Fathers and mothers who came to see their sons could not, since the handcuffed defendants were covering their heads with scraps of newspaper, plastic bags and towels to avoid the flashing cameras.
Publishing details concerning an ongoing investigation or trial that might influence the course of the proceedings is prohibited by both the Press Law 96/1996 and the Code of Ethics issued by the Egyptian Journalists' Syndicate.
Last November, the outlawed Muslim Brotherhood sent 17 new members to parliament, outnumbering the representatives of all the official opposition parties put together.
The 52 men, along with three others who were released without being officially charged, were arrested May 11 on the Queen Boat, a tourist boat moored on the Nile in Cairo.
The boat has long been a known gathering place for the Egyptian gay community.
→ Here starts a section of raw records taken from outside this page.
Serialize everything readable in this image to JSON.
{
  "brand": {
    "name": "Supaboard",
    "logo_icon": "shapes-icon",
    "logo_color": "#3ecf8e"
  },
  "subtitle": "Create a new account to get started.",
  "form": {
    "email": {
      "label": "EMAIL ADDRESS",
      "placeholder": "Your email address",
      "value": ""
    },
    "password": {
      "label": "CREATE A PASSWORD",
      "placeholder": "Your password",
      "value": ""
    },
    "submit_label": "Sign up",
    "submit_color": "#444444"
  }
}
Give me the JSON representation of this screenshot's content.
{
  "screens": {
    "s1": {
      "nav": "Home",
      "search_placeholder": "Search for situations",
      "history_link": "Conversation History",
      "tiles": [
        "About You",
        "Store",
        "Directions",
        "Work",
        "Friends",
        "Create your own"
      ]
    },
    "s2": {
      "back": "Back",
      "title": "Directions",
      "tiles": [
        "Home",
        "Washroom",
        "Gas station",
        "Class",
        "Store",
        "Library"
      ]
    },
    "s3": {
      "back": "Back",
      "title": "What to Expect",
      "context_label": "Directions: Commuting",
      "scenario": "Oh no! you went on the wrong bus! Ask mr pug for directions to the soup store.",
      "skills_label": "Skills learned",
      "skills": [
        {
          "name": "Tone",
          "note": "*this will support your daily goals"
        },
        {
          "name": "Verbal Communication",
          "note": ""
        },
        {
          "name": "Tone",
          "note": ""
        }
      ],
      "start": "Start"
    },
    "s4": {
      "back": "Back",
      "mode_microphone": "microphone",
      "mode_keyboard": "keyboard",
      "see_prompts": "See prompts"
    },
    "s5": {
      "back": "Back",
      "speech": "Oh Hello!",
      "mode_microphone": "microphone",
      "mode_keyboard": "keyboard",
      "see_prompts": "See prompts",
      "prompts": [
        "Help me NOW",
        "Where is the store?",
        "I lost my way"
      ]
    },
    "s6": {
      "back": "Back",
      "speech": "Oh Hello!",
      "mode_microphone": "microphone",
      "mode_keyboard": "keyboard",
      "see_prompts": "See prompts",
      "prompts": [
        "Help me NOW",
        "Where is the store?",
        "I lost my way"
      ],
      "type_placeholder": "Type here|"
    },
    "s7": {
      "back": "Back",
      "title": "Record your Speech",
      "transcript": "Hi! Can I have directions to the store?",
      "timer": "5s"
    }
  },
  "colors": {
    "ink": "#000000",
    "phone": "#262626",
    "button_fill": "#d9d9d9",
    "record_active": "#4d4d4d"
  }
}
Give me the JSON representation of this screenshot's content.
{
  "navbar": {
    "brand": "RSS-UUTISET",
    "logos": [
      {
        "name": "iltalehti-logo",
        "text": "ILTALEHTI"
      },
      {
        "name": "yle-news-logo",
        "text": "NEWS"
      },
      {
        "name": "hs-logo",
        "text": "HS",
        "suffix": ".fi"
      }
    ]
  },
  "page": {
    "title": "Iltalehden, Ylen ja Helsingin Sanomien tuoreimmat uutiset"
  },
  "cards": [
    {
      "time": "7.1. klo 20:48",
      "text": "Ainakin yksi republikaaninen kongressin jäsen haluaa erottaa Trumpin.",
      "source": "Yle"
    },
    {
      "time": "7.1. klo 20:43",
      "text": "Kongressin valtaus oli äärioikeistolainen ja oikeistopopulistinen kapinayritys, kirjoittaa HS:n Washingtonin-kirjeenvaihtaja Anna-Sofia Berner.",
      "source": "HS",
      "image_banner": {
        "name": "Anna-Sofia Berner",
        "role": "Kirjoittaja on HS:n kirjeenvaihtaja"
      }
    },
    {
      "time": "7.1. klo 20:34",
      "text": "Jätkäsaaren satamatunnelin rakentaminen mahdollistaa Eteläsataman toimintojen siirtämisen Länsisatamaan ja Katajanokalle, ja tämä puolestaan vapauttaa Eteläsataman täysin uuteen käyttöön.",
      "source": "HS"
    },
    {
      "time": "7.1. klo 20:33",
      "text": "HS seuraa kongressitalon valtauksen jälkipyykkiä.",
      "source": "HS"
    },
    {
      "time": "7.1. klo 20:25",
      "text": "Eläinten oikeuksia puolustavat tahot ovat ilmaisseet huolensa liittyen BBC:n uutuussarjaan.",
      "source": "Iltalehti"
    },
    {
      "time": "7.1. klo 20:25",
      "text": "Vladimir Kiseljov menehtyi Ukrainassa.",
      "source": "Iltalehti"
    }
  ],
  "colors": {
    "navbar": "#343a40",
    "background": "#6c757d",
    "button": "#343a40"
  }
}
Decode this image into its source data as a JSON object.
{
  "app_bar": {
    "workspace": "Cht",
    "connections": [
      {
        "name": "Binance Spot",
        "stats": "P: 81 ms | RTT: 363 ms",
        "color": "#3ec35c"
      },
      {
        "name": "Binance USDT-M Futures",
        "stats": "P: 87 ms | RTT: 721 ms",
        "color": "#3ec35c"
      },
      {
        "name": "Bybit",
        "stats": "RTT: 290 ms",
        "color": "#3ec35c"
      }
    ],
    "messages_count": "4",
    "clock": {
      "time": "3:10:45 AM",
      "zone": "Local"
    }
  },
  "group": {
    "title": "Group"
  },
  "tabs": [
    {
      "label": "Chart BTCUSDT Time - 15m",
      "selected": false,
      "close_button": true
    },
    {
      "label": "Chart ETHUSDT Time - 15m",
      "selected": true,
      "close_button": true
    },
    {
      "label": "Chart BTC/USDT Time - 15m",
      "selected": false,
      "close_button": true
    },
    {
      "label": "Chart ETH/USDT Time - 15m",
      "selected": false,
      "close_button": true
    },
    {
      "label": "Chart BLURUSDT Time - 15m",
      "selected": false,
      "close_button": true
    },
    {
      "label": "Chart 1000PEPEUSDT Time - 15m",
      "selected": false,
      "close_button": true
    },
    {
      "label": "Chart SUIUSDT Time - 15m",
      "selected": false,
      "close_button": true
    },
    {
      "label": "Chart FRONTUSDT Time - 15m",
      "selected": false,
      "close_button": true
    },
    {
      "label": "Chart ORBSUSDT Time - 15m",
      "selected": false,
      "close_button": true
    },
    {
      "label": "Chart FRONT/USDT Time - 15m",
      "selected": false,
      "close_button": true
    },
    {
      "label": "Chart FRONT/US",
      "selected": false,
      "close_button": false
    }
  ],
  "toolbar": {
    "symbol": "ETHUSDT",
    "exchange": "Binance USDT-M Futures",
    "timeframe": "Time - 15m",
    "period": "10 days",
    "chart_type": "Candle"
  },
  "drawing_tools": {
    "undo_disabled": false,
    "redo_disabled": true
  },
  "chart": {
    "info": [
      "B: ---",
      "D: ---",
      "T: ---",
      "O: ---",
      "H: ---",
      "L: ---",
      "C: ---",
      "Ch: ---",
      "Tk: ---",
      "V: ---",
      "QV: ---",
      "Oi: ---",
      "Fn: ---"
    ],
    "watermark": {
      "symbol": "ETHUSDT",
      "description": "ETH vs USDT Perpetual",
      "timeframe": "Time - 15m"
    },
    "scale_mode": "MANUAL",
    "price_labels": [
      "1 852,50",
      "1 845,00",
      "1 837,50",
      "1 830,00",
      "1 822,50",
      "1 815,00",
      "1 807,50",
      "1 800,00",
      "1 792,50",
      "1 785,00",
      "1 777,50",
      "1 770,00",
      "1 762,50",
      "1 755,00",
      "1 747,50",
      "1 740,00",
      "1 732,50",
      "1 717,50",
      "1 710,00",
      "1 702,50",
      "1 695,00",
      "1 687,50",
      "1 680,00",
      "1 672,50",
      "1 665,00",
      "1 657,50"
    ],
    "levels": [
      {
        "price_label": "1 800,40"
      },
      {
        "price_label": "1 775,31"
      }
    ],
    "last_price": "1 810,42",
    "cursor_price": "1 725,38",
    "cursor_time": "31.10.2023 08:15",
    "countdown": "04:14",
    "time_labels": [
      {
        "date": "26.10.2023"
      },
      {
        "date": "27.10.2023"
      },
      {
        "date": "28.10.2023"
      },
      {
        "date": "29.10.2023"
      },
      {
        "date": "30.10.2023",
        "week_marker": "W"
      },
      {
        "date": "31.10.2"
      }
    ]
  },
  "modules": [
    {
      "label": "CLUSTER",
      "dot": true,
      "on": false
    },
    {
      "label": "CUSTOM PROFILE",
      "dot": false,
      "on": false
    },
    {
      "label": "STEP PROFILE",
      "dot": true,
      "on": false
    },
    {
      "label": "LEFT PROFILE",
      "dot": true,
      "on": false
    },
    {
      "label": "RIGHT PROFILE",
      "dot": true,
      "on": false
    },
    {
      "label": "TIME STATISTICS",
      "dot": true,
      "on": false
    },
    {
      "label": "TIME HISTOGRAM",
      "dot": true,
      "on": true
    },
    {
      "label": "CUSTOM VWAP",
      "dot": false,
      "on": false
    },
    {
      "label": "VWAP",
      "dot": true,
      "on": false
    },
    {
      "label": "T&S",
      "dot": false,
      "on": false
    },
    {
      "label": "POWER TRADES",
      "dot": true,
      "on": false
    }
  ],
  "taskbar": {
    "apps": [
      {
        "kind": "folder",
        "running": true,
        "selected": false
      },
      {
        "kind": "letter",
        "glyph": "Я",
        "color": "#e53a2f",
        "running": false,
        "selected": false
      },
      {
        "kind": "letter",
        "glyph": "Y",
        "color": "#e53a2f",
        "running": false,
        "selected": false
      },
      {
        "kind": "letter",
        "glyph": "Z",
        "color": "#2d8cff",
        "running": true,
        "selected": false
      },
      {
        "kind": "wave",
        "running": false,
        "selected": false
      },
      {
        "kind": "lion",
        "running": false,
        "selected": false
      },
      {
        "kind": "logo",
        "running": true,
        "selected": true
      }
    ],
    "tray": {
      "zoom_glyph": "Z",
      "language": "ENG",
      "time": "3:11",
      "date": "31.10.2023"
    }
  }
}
Although the Egyptian regime has been utterly unpredictable lately—most notably with the strangely harsh sentence for human rights advocate and dual Egyptian-US citizen Saad Eddin Ibrahim—observers agree that something must have impelled state security forces to raid a tourist discotheque at a time when Egypt's economy, which depends heavily on tourism revenue, is still struggling to overcome the fallout from the 1997 Luxor massacre.
But in May, official, opposition and independent newspapers published the names and professions of the 55 Queen Boat defendants; some front pages carried their pictures with the eyes crossed over in black.
On July 18, families of the defendants punched and kicked photographers who tried desperately to take pictures of the men before, during and after the court session. You fabricated the whole story," relatives shouted at journalists.
Two other sensational cases have also crowded out economic issues.
Days after the Queen Boat raid, a businessman was referred to the criminal court for having been married to 17 women.
The regime seems to have realized that suppression and persecution of Islamists will not uproot the Islamist threat unless it is combined with actions that bolster the state's religious legitimacy.
Egyptian human rights organizations have found themselves in an awkward position during the Queen Boat case.
After the July 18 court session, a beleaguered mother screamed: "He went out to buy me medicine when [the police] arrested him." This would explain the almost identical news reports published in the two weeks that followed the raid.
The reports, probably issued by state security sources, described rituals of a Satan-worshipping cult and public orgies allegedly taking place on the Queen Boat every Thursday night.
Later, the Egyptian delegation to the UN succeeded in deleting a sentence from the final declaration of the session, which mentioned gay men and lesbians as a vulnerable population at high risk for HIV infection.